BEGIN PROVIDED DATA

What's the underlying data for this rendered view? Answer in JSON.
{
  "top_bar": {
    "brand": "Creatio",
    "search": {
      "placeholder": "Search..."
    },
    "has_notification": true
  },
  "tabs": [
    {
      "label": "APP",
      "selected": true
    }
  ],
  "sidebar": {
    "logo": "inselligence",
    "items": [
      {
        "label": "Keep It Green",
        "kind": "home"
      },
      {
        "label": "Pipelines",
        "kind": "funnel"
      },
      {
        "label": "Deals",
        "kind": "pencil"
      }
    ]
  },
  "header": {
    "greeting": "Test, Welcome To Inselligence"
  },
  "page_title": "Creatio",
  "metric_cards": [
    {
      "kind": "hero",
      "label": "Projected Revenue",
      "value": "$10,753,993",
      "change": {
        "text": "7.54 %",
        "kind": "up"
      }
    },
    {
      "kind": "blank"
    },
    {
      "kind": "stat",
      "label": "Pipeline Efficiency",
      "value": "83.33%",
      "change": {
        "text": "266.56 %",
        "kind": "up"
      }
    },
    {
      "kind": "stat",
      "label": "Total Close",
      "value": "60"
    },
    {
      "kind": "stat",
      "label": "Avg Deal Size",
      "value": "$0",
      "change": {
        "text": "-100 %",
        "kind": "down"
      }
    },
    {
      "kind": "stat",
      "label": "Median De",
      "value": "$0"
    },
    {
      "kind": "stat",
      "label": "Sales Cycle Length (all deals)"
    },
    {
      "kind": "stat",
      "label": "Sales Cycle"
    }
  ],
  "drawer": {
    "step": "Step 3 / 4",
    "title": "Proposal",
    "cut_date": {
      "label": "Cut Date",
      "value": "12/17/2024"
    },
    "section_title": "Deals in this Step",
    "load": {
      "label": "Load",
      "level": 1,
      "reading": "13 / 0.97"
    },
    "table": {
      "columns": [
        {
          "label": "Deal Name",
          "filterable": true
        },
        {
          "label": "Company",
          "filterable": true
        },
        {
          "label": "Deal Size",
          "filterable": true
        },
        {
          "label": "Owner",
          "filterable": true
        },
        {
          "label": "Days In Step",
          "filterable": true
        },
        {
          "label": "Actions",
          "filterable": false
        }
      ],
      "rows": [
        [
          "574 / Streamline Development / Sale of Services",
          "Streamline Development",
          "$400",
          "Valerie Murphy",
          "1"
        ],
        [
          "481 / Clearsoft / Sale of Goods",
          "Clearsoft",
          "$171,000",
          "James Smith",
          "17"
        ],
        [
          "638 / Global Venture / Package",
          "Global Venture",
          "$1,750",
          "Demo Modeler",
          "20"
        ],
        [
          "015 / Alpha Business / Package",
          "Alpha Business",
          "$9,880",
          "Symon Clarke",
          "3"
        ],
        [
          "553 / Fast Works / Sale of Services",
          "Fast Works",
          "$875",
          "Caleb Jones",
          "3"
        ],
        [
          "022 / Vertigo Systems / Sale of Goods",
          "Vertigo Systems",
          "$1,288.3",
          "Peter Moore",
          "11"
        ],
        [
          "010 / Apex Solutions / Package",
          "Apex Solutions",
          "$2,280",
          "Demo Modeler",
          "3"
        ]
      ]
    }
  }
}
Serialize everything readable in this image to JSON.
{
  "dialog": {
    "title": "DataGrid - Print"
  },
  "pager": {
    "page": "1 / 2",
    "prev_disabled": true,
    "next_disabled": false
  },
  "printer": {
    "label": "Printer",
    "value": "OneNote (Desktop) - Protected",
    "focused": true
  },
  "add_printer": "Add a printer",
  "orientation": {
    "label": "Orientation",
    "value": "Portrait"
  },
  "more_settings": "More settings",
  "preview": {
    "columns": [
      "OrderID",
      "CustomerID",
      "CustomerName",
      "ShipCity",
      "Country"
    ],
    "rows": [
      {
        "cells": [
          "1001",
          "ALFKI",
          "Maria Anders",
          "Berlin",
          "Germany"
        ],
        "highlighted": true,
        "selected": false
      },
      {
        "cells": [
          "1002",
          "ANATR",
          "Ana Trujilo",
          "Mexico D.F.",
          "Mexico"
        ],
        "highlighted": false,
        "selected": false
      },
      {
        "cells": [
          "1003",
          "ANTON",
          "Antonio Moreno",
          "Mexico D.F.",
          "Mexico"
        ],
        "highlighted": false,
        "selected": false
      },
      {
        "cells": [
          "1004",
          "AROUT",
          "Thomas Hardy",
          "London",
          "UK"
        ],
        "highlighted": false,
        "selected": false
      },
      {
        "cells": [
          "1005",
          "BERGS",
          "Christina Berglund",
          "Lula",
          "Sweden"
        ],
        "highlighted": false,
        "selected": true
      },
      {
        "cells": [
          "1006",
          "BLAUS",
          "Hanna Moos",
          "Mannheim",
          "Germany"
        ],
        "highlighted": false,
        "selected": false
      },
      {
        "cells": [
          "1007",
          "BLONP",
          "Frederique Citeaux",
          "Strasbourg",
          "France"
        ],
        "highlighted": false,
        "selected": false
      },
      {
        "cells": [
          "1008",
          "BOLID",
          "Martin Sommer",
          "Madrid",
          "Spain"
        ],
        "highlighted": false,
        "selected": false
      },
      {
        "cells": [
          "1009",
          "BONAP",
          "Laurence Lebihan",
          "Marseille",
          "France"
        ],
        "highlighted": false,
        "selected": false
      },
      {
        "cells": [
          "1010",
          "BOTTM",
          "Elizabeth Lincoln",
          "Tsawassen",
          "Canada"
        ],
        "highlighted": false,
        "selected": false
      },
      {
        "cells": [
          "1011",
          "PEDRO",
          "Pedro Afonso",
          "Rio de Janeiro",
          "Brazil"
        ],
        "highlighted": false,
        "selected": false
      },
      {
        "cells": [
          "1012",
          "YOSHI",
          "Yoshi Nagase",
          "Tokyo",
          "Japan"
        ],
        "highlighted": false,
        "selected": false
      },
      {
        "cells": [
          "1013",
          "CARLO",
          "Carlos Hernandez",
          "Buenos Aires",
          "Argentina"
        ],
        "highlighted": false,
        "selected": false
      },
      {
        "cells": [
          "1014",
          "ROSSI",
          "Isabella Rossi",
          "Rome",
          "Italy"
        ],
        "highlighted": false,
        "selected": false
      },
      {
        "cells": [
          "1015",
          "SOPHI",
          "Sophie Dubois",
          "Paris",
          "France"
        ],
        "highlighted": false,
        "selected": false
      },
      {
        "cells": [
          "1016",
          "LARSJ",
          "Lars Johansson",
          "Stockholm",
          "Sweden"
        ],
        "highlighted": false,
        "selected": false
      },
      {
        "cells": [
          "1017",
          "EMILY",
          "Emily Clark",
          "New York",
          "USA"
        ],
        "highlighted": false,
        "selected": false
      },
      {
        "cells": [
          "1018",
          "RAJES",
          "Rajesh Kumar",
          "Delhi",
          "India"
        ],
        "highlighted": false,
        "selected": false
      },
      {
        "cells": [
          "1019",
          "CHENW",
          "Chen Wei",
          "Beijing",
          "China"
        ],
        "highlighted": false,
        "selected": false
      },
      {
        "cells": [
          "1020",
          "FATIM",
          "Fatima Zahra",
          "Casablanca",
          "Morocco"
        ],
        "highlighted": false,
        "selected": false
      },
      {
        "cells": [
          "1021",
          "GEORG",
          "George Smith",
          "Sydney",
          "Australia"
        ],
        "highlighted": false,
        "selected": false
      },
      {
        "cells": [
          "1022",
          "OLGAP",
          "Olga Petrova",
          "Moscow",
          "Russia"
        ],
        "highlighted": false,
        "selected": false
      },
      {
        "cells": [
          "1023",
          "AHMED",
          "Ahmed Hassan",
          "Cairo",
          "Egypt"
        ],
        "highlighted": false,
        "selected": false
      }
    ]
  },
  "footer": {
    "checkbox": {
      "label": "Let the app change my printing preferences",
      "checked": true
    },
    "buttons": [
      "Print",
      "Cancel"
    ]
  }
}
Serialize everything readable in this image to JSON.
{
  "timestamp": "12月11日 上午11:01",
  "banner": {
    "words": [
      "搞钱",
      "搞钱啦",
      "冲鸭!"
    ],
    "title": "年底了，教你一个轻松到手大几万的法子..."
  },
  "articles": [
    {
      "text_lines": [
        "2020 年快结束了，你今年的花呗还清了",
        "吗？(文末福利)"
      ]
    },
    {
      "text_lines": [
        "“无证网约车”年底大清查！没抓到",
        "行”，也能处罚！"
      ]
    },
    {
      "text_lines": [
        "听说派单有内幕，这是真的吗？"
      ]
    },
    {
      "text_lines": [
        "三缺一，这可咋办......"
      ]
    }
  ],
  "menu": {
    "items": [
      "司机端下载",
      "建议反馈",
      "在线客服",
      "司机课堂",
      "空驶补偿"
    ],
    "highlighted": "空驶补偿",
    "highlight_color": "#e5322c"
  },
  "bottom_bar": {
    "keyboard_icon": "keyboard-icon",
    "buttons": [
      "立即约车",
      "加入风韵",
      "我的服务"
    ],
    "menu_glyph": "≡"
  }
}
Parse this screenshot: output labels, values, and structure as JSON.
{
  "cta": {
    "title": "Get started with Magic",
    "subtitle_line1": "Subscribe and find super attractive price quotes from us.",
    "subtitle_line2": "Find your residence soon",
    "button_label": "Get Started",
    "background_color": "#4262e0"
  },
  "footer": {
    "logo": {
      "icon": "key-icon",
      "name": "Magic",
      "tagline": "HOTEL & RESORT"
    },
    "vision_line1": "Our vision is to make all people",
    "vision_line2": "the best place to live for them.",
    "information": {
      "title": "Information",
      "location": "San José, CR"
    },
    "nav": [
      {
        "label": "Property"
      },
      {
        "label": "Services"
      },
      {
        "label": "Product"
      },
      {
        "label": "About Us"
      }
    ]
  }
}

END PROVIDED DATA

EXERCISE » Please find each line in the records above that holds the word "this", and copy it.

WRITTEN REPLY »
What's the underlying data for this rendered view? Answer in JSON.
    "section_title": "Deals in this Step",
Serialize everything readable in this image to JSON.
Serialize everything readable in this image to JSON.
Parse this screenshot: output labels, values, and structure as JSON.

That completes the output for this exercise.